(Web page and app entries)

+---+

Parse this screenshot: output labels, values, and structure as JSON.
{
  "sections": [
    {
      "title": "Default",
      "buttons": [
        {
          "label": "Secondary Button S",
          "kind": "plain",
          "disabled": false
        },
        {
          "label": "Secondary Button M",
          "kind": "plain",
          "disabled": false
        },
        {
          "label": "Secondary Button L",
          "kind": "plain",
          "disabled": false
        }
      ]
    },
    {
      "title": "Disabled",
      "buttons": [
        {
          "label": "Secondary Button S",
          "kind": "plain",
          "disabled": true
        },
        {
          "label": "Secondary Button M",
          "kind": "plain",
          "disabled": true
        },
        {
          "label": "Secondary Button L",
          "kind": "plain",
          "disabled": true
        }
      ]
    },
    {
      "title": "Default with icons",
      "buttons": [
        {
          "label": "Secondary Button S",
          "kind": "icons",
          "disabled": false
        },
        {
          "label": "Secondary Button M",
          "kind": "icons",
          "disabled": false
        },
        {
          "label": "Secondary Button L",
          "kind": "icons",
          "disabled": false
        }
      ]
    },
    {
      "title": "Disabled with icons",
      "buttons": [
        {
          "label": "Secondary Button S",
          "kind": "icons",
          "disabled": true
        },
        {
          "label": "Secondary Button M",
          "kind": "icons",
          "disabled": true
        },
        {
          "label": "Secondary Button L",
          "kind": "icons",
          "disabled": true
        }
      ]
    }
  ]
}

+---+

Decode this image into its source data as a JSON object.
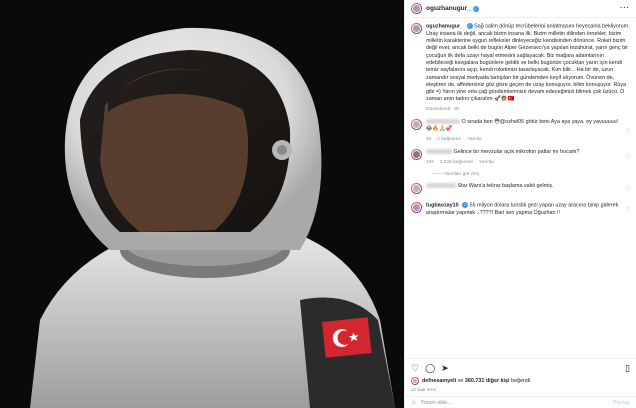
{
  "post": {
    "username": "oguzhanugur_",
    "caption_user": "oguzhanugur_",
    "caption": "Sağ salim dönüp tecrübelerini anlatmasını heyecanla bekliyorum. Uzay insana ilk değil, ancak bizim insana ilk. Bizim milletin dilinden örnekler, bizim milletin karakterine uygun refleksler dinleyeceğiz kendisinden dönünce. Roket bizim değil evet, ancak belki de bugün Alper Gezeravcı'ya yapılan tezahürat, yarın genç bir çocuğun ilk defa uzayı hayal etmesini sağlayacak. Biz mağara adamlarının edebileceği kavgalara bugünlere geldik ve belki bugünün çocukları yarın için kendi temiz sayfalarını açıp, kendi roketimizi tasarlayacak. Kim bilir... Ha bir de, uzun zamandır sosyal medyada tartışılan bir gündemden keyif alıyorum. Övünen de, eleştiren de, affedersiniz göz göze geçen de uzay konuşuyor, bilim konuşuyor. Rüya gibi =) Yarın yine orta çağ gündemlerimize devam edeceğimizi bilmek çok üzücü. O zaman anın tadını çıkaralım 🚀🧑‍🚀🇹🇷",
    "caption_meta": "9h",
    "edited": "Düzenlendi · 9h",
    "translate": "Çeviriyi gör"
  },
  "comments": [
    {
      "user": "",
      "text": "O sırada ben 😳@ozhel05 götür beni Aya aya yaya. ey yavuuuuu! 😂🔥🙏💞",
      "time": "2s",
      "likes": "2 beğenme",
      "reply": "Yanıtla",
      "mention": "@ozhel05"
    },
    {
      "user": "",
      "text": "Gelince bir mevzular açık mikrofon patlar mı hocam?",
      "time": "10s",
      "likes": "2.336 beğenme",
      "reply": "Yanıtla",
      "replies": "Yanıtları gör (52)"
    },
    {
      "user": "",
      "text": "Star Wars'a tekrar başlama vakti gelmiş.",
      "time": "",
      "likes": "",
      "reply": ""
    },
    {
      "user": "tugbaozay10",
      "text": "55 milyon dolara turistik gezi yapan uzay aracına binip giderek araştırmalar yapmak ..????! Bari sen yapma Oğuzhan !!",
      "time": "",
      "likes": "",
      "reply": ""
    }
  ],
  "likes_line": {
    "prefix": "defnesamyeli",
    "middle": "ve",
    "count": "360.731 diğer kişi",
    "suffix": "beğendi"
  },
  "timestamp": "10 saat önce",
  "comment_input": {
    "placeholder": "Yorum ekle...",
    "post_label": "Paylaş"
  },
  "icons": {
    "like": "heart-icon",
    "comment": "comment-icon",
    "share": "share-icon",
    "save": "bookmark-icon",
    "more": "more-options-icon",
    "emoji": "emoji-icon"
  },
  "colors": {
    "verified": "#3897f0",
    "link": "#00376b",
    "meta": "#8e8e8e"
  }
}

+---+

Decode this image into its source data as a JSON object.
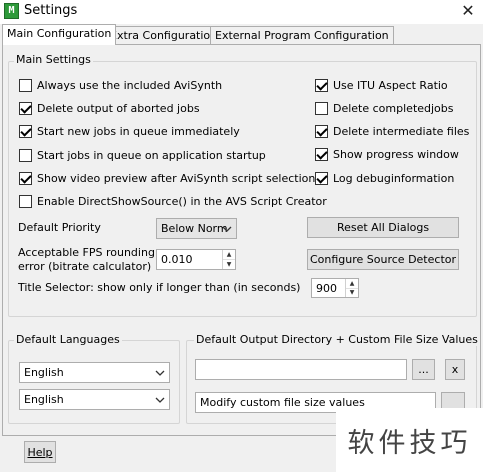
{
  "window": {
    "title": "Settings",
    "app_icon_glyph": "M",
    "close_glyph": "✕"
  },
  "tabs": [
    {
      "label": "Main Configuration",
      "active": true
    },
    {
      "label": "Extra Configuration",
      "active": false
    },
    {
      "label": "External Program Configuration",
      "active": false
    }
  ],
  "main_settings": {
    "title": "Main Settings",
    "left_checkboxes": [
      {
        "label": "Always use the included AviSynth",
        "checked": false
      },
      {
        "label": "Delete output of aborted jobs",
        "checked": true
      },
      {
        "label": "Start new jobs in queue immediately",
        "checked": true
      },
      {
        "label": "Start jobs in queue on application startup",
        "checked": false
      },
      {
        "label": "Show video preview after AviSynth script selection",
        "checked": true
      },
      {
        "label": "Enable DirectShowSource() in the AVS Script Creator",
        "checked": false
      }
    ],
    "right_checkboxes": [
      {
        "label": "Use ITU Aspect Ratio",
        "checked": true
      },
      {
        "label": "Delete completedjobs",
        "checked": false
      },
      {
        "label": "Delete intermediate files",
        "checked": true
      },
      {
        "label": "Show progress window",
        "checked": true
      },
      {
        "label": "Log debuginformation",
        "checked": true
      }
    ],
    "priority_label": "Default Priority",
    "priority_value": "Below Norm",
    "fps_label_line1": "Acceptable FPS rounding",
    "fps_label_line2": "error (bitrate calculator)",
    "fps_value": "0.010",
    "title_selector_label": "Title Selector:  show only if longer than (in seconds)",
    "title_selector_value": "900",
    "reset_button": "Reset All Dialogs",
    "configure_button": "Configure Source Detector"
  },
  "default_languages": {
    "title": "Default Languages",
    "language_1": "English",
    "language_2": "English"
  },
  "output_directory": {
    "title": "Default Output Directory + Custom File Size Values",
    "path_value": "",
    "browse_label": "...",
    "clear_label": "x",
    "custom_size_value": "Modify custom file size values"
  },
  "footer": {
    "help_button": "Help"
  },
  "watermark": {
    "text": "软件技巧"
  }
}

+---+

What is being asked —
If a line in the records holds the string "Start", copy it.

The completed task —
        "label": "Start new jobs in queue immediately",
        "label": "Start jobs in queue on application startup",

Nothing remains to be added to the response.